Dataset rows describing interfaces
>>>
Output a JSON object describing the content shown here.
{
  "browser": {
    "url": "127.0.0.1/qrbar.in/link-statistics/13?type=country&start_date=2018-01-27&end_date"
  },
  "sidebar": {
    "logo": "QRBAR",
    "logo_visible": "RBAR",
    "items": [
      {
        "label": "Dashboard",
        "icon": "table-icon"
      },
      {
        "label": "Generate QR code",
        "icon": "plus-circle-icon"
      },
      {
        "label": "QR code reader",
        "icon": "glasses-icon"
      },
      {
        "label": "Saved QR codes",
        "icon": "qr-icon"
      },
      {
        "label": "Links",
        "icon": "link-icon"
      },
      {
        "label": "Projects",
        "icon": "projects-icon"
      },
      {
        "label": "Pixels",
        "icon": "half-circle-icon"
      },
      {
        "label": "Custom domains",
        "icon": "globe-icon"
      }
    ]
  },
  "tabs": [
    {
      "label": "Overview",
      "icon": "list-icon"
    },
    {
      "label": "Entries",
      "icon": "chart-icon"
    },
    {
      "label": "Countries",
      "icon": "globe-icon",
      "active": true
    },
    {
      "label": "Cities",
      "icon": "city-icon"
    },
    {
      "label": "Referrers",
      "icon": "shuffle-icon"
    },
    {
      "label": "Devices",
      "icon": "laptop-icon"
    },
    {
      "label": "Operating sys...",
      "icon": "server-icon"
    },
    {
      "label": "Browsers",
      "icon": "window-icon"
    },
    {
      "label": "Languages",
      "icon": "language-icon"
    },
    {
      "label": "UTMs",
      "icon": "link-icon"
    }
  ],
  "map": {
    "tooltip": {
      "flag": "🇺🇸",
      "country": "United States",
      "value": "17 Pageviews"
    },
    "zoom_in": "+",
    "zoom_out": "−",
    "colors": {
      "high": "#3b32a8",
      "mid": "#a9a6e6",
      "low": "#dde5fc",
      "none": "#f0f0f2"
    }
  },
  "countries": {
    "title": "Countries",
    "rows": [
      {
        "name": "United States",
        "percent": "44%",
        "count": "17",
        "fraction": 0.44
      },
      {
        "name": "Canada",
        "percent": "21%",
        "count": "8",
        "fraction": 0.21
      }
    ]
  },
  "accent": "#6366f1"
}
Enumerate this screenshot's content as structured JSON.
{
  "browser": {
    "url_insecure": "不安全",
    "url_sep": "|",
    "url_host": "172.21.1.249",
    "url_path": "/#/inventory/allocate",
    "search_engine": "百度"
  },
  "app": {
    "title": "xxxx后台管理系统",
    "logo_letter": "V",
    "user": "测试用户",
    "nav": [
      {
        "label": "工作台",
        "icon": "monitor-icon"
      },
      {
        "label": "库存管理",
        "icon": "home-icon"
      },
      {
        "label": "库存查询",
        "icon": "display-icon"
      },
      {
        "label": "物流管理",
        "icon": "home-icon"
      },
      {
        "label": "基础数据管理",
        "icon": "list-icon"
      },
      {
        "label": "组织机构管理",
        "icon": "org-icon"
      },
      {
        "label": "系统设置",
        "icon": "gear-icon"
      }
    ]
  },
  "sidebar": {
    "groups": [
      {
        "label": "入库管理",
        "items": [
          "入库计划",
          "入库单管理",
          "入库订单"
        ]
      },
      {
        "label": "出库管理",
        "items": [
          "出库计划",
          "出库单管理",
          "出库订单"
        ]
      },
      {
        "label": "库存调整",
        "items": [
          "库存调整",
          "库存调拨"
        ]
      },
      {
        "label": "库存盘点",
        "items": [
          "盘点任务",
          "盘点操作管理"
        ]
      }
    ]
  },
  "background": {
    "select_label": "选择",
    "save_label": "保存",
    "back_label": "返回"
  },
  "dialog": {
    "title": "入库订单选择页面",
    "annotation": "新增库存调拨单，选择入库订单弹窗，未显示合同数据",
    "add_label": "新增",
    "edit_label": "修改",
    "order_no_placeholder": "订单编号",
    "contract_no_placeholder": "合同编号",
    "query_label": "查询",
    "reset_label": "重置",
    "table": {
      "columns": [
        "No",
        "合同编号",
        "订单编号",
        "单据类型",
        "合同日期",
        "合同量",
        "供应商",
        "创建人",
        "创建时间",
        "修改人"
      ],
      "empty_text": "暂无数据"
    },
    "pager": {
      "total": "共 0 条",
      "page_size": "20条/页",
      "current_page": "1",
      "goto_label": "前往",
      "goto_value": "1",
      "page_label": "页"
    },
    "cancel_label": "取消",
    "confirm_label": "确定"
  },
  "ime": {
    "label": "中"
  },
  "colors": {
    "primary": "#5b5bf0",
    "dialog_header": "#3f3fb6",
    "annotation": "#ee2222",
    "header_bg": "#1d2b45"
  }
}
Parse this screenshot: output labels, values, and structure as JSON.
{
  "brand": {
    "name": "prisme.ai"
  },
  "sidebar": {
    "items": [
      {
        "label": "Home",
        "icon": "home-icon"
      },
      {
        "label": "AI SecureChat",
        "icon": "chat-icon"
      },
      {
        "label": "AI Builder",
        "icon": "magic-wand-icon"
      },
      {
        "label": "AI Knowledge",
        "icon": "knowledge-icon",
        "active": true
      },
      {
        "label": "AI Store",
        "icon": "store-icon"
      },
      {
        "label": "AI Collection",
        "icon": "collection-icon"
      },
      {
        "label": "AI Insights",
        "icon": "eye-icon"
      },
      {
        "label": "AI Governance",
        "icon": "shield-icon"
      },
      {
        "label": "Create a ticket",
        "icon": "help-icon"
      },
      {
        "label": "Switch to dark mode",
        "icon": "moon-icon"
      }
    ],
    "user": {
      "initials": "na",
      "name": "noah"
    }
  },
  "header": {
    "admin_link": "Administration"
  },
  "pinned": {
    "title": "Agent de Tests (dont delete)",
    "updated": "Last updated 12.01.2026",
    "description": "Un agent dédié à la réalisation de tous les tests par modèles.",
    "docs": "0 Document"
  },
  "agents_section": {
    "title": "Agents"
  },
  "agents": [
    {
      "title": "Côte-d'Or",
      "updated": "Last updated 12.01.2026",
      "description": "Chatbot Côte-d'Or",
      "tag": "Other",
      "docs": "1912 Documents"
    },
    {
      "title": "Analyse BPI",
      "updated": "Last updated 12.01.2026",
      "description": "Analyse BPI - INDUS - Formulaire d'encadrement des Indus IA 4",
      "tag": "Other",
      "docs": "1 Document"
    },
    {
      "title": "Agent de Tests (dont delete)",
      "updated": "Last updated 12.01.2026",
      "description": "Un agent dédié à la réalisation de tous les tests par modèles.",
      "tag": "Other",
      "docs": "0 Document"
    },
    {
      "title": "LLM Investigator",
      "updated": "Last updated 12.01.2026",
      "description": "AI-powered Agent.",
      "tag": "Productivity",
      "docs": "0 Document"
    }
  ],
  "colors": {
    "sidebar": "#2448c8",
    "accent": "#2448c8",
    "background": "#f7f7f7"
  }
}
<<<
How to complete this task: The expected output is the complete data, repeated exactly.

Answer for the task:
Output a JSON object describing the content shown here.
{
  "browser": {
    "url": "127.0.0.1/qrbar.in/link-statistics/13?type=country&start_date=2018-01-27&end_date"
  },
  "sidebar": {
    "logo": "QRBAR",
    "logo_visible": "RBAR",
    "items": [
      {
        "label": "Dashboard",
        "icon": "table-icon"
      },
      {
        "label": "Generate QR code",
        "icon": "plus-circle-icon"
      },
      {
        "label": "QR code reader",
        "icon": "glasses-icon"
      },
      {
        "label": "Saved QR codes",
        "icon": "qr-icon"
      },
      {
        "label": "Links",
        "icon": "link-icon"
      },
      {
        "label": "Projects",
        "icon": "projects-icon"
      },
      {
        "label": "Pixels",
        "icon": "half-circle-icon"
      },
      {
        "label": "Custom domains",
        "icon": "globe-icon"
      }
    ]
  },
  "tabs": [
    {
      "label": "Overview",
      "icon": "list-icon"
    },
    {
      "label": "Entries",
      "icon": "chart-icon"
    },
    {
      "label": "Countries",
      "icon": "globe-icon",
      "active": true
    },
    {
      "label": "Cities",
      "icon": "city-icon"
    },
    {
      "label": "Referrers",
      "icon": "shuffle-icon"
    },
    {
      "label": "Devices",
      "icon": "laptop-icon"
    },
    {
      "label": "Operating sys...",
      "icon": "server-icon"
    },
    {
      "label": "Browsers",
      "icon": "window-icon"
    },
    {
      "label": "Languages",
      "icon": "language-icon"
    },
    {
      "label": "UTMs",
      "icon": "link-icon"
    }
  ],
  "map": {
    "tooltip": {
      "flag": "🇺🇸",
      "country": "United States",
      "value": "17 Pageviews"
    },
    "zoom_in": "+",
    "zoom_out": "−",
    "colors": {
      "high": "#3b32a8",
      "mid": "#a9a6e6",
      "low": "#dde5fc",
      "none": "#f0f0f2"
    }
  },
  "countries": {
    "title": "Countries",
    "rows": [
      {
        "name": "United States",
        "percent": "44%",
        "count": "17",
        "fraction": 0.44
      },
      {
        "name": "Canada",
        "percent": "21%",
        "count": "8",
        "fraction": 0.21
      }
    ]
  },
  "accent": "#6366f1"
}
Enumerate this screenshot's content as structured JSON.
{
  "browser": {
    "url_insecure": "不安全",
    "url_sep": "|",
    "url_host": "172.21.1.249",
    "url_path": "/#/inventory/allocate",
    "search_engine": "百度"
  },
  "app": {
    "title": "xxxx后台管理系统",
    "logo_letter": "V",
    "user": "测试用户",
    "nav": [
      {
        "label": "工作台",
        "icon": "monitor-icon"
      },
      {
        "label": "库存管理",
        "icon": "home-icon"
      },
      {
        "label": "库存查询",
        "icon": "display-icon"
      },
      {
        "label": "物流管理",
        "icon": "home-icon"
      },
      {
        "label": "基础数据管理",
        "icon": "list-icon"
      },
      {
        "label": "组织机构管理",
        "icon": "org-icon"
      },
      {
        "label": "系统设置",
        "icon": "gear-icon"
      }
    ]
  },
  "sidebar": {
    "groups": [
      {
        "label": "入库管理",
        "items": [
          "入库计划",
          "入库单管理",
          "入库订单"
        ]
      },
      {
        "label": "出库管理",
        "items": [
          "出库计划",
          "出库单管理",
          "出库订单"
        ]
      },
      {
        "label": "库存调整",
        "items": [
          "库存调整",
          "库存调拨"
        ]
      },
      {
        "label": "库存盘点",
        "items": [
          "盘点任务",
          "盘点操作管理"
        ]
      }
    ]
  },
  "background": {
    "select_label": "选择",
    "save_label": "保存",
    "back_label": "返回"
  },
  "dialog": {
    "title": "入库订单选择页面",
    "annotation": "新增库存调拨单，选择入库订单弹窗，未显示合同数据",
    "add_label": "新增",
    "edit_label": "修改",
    "order_no_placeholder": "订单编号",
    "contract_no_placeholder": "合同编号",
    "query_label": "查询",
    "reset_label": "重置",
    "table": {
      "columns": [
        "No",
        "合同编号",
        "订单编号",
        "单据类型",
        "合同日期",
        "合同量",
        "供应商",
        "创建人",
        "创建时间",
        "修改人"
      ],
      "empty_text": "暂无数据"
    },
    "pager": {
      "total": "共 0 条",
      "page_size": "20条/页",
      "current_page": "1",
      "goto_label": "前往",
      "goto_value": "1",
      "page_label": "页"
    },
    "cancel_label": "取消",
    "confirm_label": "确定"
  },
  "ime": {
    "label": "中"
  },
  "colors": {
    "primary": "#5b5bf0",
    "dialog_header": "#3f3fb6",
    "annotation": "#ee2222",
    "header_bg": "#1d2b45"
  }
}
Parse this screenshot: output labels, values, and structure as JSON.
{
  "brand": {
    "name": "prisme.ai"
  },
  "sidebar": {
    "items": [
      {
        "label": "Home",
        "icon": "home-icon"
      },
      {
        "label": "AI SecureChat",
        "icon": "chat-icon"
      },
      {
        "label": "AI Builder",
        "icon": "magic-wand-icon"
      },
      {
        "label": "AI Knowledge",
        "icon": "knowledge-icon",
        "active": true
      },
      {
        "label": "AI Store",
        "icon": "store-icon"
      },
      {
        "label": "AI Collection",
        "icon": "collection-icon"
      },
      {
        "label": "AI Insights",
        "icon": "eye-icon"
      },
      {
        "label": "AI Governance",
        "icon": "shield-icon"
      },
      {
        "label": "Create a ticket",
        "icon": "help-icon"
      },
      {
        "label": "Switch to dark mode",
        "icon": "moon-icon"
      }
    ],
    "user": {
      "initials": "na",
      "name": "noah"
    }
  },
  "header": {
    "admin_link": "Administration"
  },
  "pinned": {
    "title": "Agent de Tests (dont delete)",
    "updated": "Last updated 12.01.2026",
    "description": "Un agent dédié à la réalisation de tous les tests par modèles.",
    "docs": "0 Document"
  },
  "agents_section": {
    "title": "Agents"
  },
  "agents": [
    {
      "title": "Côte-d'Or",
      "updated": "Last updated 12.01.2026",
      "description": "Chatbot Côte-d'Or",
      "tag": "Other",
      "docs": "1912 Documents"
    },
    {
      "title": "Analyse BPI",
      "updated": "Last updated 12.01.2026",
      "description": "Analyse BPI - INDUS - Formulaire d'encadrement des Indus IA 4",
      "tag": "Other",
      "docs": "1 Document"
    },
    {
      "title": "Agent de Tests (dont delete)",
      "updated": "Last updated 12.01.2026",
      "description": "Un agent dédié à la réalisation de tous les tests par modèles.",
      "tag": "Other",
      "docs": "0 Document"
    },
    {
      "title": "LLM Investigator",
      "updated": "Last updated 12.01.2026",
      "description": "AI-powered Agent.",
      "tag": "Productivity",
      "docs": "0 Document"
    }
  ],
  "colors": {
    "sidebar": "#2448c8",
    "accent": "#2448c8",
    "background": "#f7f7f7"
  }
}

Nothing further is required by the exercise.